Recorded data:
------

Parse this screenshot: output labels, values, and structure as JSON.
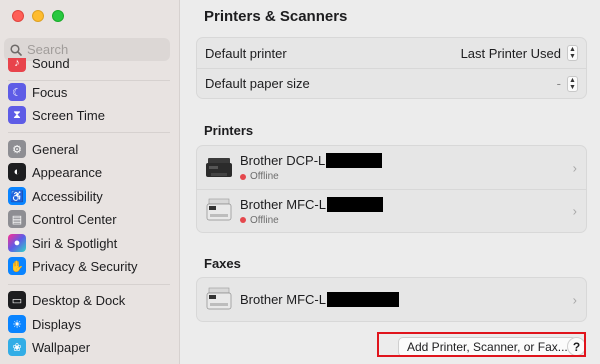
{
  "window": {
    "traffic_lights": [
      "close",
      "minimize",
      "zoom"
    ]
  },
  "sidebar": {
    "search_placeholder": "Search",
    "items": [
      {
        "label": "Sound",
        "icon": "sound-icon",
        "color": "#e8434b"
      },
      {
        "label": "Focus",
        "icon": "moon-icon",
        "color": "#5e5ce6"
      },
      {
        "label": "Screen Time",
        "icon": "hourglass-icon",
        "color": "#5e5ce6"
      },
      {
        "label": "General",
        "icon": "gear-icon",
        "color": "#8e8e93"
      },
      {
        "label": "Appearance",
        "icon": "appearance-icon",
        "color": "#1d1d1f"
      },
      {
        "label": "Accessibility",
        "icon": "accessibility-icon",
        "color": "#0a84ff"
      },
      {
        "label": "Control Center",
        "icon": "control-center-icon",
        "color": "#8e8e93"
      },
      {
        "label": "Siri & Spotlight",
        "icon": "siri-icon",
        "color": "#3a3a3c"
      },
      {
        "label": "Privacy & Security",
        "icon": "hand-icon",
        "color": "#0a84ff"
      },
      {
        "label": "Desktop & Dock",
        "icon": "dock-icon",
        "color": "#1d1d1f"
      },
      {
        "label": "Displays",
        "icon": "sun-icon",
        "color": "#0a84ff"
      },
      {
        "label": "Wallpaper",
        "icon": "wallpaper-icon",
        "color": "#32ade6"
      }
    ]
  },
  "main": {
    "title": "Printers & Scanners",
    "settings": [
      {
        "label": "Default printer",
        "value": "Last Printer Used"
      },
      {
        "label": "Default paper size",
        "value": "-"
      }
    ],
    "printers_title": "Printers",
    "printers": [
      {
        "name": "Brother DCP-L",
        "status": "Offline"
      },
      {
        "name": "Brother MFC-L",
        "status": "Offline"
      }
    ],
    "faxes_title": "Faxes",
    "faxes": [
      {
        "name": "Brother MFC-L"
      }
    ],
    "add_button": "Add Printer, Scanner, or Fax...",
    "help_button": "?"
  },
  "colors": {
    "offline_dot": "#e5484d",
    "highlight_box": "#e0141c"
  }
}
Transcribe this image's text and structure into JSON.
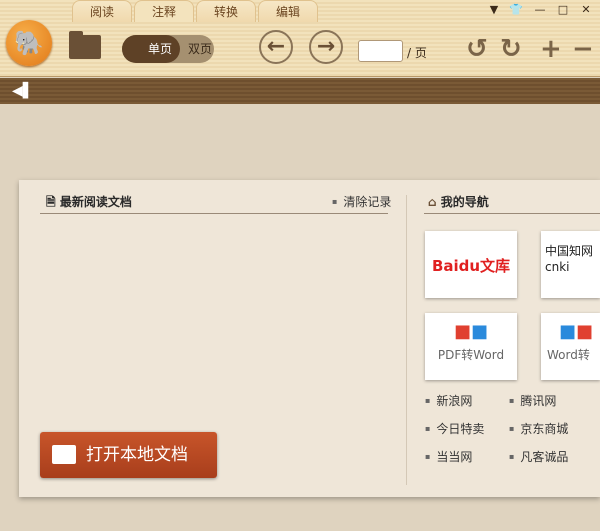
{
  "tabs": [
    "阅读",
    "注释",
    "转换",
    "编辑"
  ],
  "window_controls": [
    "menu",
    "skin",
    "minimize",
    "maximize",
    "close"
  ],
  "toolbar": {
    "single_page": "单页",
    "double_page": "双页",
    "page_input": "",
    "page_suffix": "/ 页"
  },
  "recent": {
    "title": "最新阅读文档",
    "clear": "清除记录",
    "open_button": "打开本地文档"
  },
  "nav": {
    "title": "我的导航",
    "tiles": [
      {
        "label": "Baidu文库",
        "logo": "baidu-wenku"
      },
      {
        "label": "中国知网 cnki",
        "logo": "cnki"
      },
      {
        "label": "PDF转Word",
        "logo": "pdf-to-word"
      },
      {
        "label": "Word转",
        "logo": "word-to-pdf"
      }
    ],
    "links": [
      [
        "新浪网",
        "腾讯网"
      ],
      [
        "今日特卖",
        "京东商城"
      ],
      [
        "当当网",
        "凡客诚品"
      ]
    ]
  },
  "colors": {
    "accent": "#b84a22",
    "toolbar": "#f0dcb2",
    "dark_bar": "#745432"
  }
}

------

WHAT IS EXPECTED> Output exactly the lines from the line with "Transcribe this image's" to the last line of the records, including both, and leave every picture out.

SOLUTION BELOW>
Transcribe this image's text and structure into JSON.
{
  "tabs": [
    "阅读",
    "注释",
    "转换",
    "编辑"
  ],
  "window_controls": [
    "menu",
    "skin",
    "minimize",
    "maximize",
    "close"
  ],
  "toolbar": {
    "single_page": "单页",
    "double_page": "双页",
    "page_input": "",
    "page_suffix": "/ 页"
  },
  "recent": {
    "title": "最新阅读文档",
    "clear": "清除记录",
    "open_button": "打开本地文档"
  },
  "nav": {
    "title": "我的导航",
    "tiles": [
      {
        "label": "Baidu文库",
        "logo": "baidu-wenku"
      },
      {
        "label": "中国知网 cnki",
        "logo": "cnki"
      },
      {
        "label": "PDF转Word",
        "logo": "pdf-to-word"
      },
      {
        "label": "Word转",
        "logo": "word-to-pdf"
      }
    ],
    "links": [
      [
        "新浪网",
        "腾讯网"
      ],
      [
        "今日特卖",
        "京东商城"
      ],
      [
        "当当网",
        "凡客诚品"
      ]
    ]
  },
  "colors": {
    "accent": "#b84a22",
    "toolbar": "#f0dcb2",
    "dark_bar": "#745432"
  }
}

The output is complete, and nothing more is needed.